In its first and second parts, this series has explored two of the principal bases for bid protests: flawed technical evaluations and unreasonable cost evaluations. These protests are not without similarities: both involve issues in which the government has significant discretion and the results typically favor the agency. Protests based on evaluations of past performance, another recurring protest theme, share these similarities.

These protests break down along obvious lines: The evaluation of an offeror’s past performance was unfairly critical or the evaluation of the awardee’s performance history was unduly positive. Based on my experience (which includes one protest in which an agency spent 18 hours on the stand defending its past performance conclusions), here are some pointers for those weighing their protest options in this area.

Read the RFP

Not surprisingly, the first and most critical piece of advice when dealing with Past Performance —as with virtually all potential protest issues — is “read the RFP.” In particular, sections L and M will indicate criteria such as size, scale and period of prior contracts offered for consideration. These sections also indicate the offeror’s role in the performance (e.g., prime contractor, subcontractor, system integrator, joint venture partner) and how that role aligns with the RFP’s evaluation of past performance. In a joint venture, it is key to pay particular attention to how the RFP describes the intended evaluation of joint ventures. Will the agency be considering the past performance of the individual co-venturers (positive or negative) or will it limit the evaluation to the past performance of the joint venture itself, in which case there is likely no past performance record and therefore no advantages accruing from any one co-venturer’s superlative prior performance.

Ask the right questions

If the past performance criteria are ambiguous, seek clarity before the initial offers are submitted. If they are disadvantageous, ask to have them modified. For example, if the RFP can be read to exclude consideration of the past performance of the individual co-venturers, confirm if that is the case and, if so, make the case for changing it.

Show your best work…

Don’t overload your proposal with marginal prior contracts. Most RFPs allow for a range in terms of the number of contracts that can be submitted for evaluation (for example, a minimum of 3 and maximum of 5). Contractors have been known to lose when one of the “relevant” contracts offered had too many performance problems to explain away. While an agency may look at other relevant contracts, there is no need to “lead with your chin.”

… and correct where you can

Pay attention to the contractor performance assessment reports (CPARs) issued on your contracts in real time, not when the harmful CPARs emerge in a bid protest and require a rewrite of performance history.  By addressing problems realistically and identifying curative measures, it is possible to eliminate any agency concern of systemic business system flaws. To do this effectively, maintain contemporaneous records of how CPARs problems were addressed and aim to have the CPARs updated with corrective actions before they become a part of a past performance evaluation.

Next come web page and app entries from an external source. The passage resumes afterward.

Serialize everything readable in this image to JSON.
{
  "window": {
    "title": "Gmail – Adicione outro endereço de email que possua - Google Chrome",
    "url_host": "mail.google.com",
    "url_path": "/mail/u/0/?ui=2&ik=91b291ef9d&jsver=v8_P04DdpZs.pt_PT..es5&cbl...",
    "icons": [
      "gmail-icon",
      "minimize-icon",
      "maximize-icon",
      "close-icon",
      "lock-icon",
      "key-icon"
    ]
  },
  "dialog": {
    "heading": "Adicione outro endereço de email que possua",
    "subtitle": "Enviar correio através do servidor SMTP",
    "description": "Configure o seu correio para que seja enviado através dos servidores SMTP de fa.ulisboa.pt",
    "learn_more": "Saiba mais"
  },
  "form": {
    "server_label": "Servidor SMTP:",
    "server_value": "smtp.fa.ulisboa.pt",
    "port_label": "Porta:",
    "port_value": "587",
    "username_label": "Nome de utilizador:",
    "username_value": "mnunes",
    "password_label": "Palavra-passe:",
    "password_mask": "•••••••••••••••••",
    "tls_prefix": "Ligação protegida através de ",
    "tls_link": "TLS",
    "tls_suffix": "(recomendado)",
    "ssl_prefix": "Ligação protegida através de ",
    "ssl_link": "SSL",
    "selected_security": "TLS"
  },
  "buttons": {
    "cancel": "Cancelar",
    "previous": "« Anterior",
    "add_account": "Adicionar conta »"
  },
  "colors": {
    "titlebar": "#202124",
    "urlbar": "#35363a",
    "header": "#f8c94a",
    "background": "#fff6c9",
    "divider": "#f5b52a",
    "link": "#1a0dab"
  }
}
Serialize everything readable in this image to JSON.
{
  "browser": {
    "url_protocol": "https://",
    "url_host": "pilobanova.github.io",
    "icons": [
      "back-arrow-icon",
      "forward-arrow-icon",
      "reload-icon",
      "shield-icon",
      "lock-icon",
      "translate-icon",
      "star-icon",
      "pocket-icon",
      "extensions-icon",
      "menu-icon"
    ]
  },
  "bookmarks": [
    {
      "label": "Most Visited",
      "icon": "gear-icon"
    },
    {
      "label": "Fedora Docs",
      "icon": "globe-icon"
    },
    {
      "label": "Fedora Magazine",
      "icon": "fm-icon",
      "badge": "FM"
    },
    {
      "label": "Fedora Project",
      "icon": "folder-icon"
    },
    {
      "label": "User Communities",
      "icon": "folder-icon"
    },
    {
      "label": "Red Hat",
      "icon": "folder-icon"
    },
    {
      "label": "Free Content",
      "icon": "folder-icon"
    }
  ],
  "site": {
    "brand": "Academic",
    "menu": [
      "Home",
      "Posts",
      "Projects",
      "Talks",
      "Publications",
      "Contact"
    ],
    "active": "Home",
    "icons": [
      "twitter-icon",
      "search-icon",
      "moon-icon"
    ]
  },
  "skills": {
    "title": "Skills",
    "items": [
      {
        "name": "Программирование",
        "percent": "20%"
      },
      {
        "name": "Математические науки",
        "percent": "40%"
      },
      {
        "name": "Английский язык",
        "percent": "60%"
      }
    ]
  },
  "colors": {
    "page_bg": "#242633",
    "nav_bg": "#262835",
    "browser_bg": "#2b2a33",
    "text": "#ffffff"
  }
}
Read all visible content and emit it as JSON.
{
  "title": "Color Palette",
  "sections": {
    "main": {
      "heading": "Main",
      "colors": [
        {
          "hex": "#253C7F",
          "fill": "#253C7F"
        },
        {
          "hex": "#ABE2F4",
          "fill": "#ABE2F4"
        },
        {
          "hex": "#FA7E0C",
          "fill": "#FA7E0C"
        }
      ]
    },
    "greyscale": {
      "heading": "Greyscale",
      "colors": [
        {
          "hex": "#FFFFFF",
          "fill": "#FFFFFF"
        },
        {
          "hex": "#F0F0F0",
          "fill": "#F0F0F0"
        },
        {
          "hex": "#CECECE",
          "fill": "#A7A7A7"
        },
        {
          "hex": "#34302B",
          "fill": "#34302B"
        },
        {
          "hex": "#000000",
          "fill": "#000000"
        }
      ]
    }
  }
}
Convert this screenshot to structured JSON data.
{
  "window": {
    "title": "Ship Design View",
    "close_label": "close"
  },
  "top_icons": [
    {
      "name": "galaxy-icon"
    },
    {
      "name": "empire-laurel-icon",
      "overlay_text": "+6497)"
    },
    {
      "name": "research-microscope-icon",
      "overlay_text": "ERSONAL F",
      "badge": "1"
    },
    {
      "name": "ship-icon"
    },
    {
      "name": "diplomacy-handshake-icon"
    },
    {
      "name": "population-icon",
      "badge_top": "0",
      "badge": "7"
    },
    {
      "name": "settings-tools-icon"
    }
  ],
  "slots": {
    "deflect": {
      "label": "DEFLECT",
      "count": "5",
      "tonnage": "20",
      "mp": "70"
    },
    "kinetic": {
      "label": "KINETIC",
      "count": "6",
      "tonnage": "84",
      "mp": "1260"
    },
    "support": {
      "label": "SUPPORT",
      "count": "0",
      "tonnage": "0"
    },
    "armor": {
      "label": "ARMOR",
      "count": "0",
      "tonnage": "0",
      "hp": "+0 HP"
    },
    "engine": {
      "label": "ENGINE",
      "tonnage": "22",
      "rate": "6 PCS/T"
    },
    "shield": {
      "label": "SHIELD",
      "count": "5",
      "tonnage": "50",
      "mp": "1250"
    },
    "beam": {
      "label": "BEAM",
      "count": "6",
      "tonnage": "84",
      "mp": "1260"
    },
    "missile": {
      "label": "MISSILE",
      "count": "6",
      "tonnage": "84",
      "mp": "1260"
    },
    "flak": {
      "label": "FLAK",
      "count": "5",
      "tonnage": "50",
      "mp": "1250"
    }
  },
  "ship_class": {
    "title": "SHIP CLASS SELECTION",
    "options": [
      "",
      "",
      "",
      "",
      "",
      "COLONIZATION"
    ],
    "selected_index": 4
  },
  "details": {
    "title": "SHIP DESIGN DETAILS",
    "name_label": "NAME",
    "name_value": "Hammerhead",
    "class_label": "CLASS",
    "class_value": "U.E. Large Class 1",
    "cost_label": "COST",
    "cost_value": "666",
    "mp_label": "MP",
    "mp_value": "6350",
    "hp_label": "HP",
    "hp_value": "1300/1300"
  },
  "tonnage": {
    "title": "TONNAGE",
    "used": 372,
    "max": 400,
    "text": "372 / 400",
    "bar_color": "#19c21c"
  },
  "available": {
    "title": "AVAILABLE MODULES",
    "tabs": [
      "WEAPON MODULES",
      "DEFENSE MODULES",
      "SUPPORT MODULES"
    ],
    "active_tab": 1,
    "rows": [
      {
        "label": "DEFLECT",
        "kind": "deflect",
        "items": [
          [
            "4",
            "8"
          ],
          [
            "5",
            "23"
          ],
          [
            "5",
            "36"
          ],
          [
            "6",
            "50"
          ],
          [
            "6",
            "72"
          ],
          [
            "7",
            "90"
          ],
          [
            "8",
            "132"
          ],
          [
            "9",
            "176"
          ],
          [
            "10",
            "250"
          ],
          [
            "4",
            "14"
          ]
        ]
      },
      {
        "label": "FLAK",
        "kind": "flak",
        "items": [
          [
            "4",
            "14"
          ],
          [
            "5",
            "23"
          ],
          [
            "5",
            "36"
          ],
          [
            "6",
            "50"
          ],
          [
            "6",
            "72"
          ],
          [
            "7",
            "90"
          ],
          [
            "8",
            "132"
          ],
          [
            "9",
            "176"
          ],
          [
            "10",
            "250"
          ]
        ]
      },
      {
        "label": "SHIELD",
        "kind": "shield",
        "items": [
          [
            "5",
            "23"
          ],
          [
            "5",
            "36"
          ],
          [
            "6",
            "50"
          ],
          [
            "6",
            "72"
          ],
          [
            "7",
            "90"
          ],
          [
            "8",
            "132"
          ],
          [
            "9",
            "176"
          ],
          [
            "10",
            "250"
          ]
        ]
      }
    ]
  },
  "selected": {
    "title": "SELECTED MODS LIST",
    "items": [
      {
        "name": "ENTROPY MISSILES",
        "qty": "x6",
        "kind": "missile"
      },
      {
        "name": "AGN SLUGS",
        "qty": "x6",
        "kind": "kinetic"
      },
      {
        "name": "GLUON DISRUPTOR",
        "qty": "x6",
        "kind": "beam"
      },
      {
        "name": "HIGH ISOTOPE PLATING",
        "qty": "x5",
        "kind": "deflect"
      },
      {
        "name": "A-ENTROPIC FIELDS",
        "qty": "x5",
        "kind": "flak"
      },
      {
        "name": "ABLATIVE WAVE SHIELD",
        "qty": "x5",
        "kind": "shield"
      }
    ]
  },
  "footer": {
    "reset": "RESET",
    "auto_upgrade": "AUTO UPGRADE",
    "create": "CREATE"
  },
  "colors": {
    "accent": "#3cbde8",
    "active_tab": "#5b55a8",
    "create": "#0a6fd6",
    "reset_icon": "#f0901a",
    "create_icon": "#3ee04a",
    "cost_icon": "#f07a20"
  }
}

These same considerations come into play when protesting the awardee’s past performance evaluation. Remember, many successful protests are grounded in the agency’s deviation from the stated evaluation criteria. If the awardee’s prior contracts do not meet the RFP definition of “relevant” or “highly relevant,” if one or more of the contracts falls outside the prescribed date range, if co-venturers are being given credit for prior performance that is precluded by the terms of the RFP, if the scale of highly rated prior contracts does not match the size, scope and requirements of the RFP, a successful protest may be possible. In a recently sustained protest, for example, the GAO ruled that the agency’s original evaluation was flawed because the awardee’s past performance references were smaller than the solicitation requirement. Look also for evidence of unequal treatment, e.g., evidence that the agency gave the awardee “pass” for prior issues where it assigned others a weakness or that it gave the awardee the same grade despite objectively provable CPARs differences in respective.

Meticulous documentation of past success, leaning on conditions for special groups such as small business or minority business owners and utilizing a red team to review both your and competition’s likely submissions are all ways to identify the right arguments for a successful protest based on a flawed past performance evaluation. While there is no one-size-fits-all approach to mount a successful challenge, following these guidelines are useful steps towards a favorable ruling.

John Chierichella is the founder of Chierichella Procurement Strategies, a consultancy helping contractors pursue and perform Federal contracts and subcontracts.